Among the reviews listed in Glenn's post, this comment from Right Wing News is most directly relevant to my half-baked, half-serious thesis that a certain number of conservatives treat politics as nothing more a baseball game:
[...] to be truthful, as often as not, I got the impression that the bloggers who said they liked the speech were reading out of the old "root, root, root for the home team playbook" rather than genuinely being enthused about what Bush had to say.On the other hand, here's a far more prosaic reaction from a disgruntled fan of the "home team":
Take your 'virtual' fence and your hi-tech vaporware coupled with your amnesty plan and shove them up your ass, Jorge.
And Jesse Walker (of Reason Magazine) has a fascinating, if preliminary, answer to the question I pondered a few hours ago: "how, seemingly overnight, illegal immigration became the one threat whose 'mismanagement' could turn the conservative movement against Bush." Why immigration? Why now?
Walker quotes Charles Alexander's The Ku Klux Klan in the Southwest, about the rise of nativism after World War I:
During the war the American people had been subjected to the first systematic, nationwide propaganda campaign in the history of the Republic. From both official and unofficial sources poured a torrent of material having the objective of teaching Americans to hate -- specifically to hate Germans but, more broadly, everything that did not conform to a formalized conception of "100 percent Americanism." In the fall of 1918, just as the indoctrination process was reaching its peak, as patriotic feeling was mounting to frenzy, the war came abruptly to an end. Americans who had stored up an enormous volume of superpatriotic zeal now no longer had an official enemy on whom to concentrate this fervor.

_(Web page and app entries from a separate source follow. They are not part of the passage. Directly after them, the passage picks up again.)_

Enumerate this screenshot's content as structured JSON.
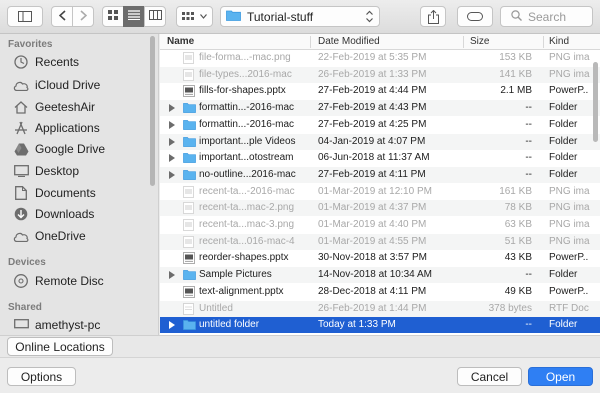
{
  "toolbar": {
    "location": "Tutorial-stuff",
    "search_placeholder": "Search"
  },
  "sidebar": {
    "favorites_header": "Favorites",
    "favorites": [
      {
        "label": "Recents",
        "icon": "clock-icon"
      },
      {
        "label": "iCloud Drive",
        "icon": "cloud-icon"
      },
      {
        "label": "GeeteshAir",
        "icon": "house-icon"
      },
      {
        "label": "Applications",
        "icon": "applications-icon"
      },
      {
        "label": "Google Drive",
        "icon": "google-drive-icon"
      },
      {
        "label": "Desktop",
        "icon": "desktop-icon"
      },
      {
        "label": "Documents",
        "icon": "document-icon"
      },
      {
        "label": "Downloads",
        "icon": "download-icon"
      },
      {
        "label": "OneDrive",
        "icon": "onedrive-cloud-icon"
      }
    ],
    "devices_header": "Devices",
    "devices": [
      {
        "label": "Remote Disc",
        "icon": "disc-icon"
      }
    ],
    "shared_header": "Shared",
    "shared": [
      {
        "label": "amethyst-pc",
        "icon": "network-computer-icon"
      }
    ]
  },
  "columns": {
    "name": "Name",
    "date": "Date Modified",
    "size": "Size",
    "kind": "Kind"
  },
  "files": [
    {
      "name": "file-forma...-mac.png",
      "date": "22-Feb-2019 at 5:35 PM",
      "size": "153 KB",
      "kind": "PNG ima",
      "type": "image",
      "dim": true,
      "folder": false
    },
    {
      "name": "file-types...2016-mac",
      "date": "26-Feb-2019 at 1:33 PM",
      "size": "141 KB",
      "kind": "PNG ima",
      "type": "image",
      "dim": true,
      "folder": false
    },
    {
      "name": "fills-for-shapes.pptx",
      "date": "27-Feb-2019 at 4:44 PM",
      "size": "2.1 MB",
      "kind": "PowerP..",
      "type": "pptx",
      "dim": false,
      "folder": false
    },
    {
      "name": "formattin...-2016-mac",
      "date": "27-Feb-2019 at 4:43 PM",
      "size": "--",
      "kind": "Folder",
      "type": "folder",
      "dim": false,
      "folder": true
    },
    {
      "name": "formattin...-2016-mac",
      "date": "27-Feb-2019 at 4:25 PM",
      "size": "--",
      "kind": "Folder",
      "type": "folder",
      "dim": false,
      "folder": true
    },
    {
      "name": "important...ple Videos",
      "date": "04-Jan-2019 at 4:07 PM",
      "size": "--",
      "kind": "Folder",
      "type": "folder",
      "dim": false,
      "folder": true
    },
    {
      "name": "important...otostream",
      "date": "06-Jun-2018 at 11:37 AM",
      "size": "--",
      "kind": "Folder",
      "type": "folder",
      "dim": false,
      "folder": true
    },
    {
      "name": "no-outline...2016-mac",
      "date": "27-Feb-2019 at 4:11 PM",
      "size": "--",
      "kind": "Folder",
      "type": "folder",
      "dim": false,
      "folder": true
    },
    {
      "name": "recent-ta...-2016-mac",
      "date": "01-Mar-2019 at 12:10 PM",
      "size": "161 KB",
      "kind": "PNG ima",
      "type": "image",
      "dim": true,
      "folder": false
    },
    {
      "name": "recent-ta...mac-2.png",
      "date": "01-Mar-2019 at 4:37 PM",
      "size": "78 KB",
      "kind": "PNG ima",
      "type": "image",
      "dim": true,
      "folder": false
    },
    {
      "name": "recent-ta...mac-3.png",
      "date": "01-Mar-2019 at 4:40 PM",
      "size": "63 KB",
      "kind": "PNG ima",
      "type": "image",
      "dim": true,
      "folder": false
    },
    {
      "name": "recent-ta...016-mac-4",
      "date": "01-Mar-2019 at 4:55 PM",
      "size": "51 KB",
      "kind": "PNG ima",
      "type": "image",
      "dim": true,
      "folder": false
    },
    {
      "name": "reorder-shapes.pptx",
      "date": "30-Nov-2018 at 3:57 PM",
      "size": "43 KB",
      "kind": "PowerP..",
      "type": "pptx",
      "dim": false,
      "folder": false
    },
    {
      "name": "Sample Pictures",
      "date": "14-Nov-2018 at 10:34 AM",
      "size": "--",
      "kind": "Folder",
      "type": "folder",
      "dim": false,
      "folder": true
    },
    {
      "name": "text-alignment.pptx",
      "date": "28-Dec-2018 at 4:11 PM",
      "size": "49 KB",
      "kind": "PowerP..",
      "type": "pptx",
      "dim": false,
      "folder": false
    },
    {
      "name": "Untitled",
      "date": "26-Feb-2019 at 1:44 PM",
      "size": "378 bytes",
      "kind": "RTF Doc",
      "type": "rtf",
      "dim": true,
      "folder": false
    },
    {
      "name": "untitled folder",
      "date": "Today at 1:33 PM",
      "size": "--",
      "kind": "Folder",
      "type": "folder",
      "dim": false,
      "folder": true,
      "selected": true
    }
  ],
  "buttons": {
    "online_locations": "Online Locations",
    "options": "Options",
    "cancel": "Cancel",
    "open": "Open"
  },
  "colors": {
    "accent": "#1f5fd2",
    "folder": "#5ab3ef",
    "primary_button": "#2f7ff3"
  }
}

The answer may well be the simple one: that Bush and Rove and Cheney and their GOP minions have beckoned the Swamp Monster from Xenophobia and now they can't control it.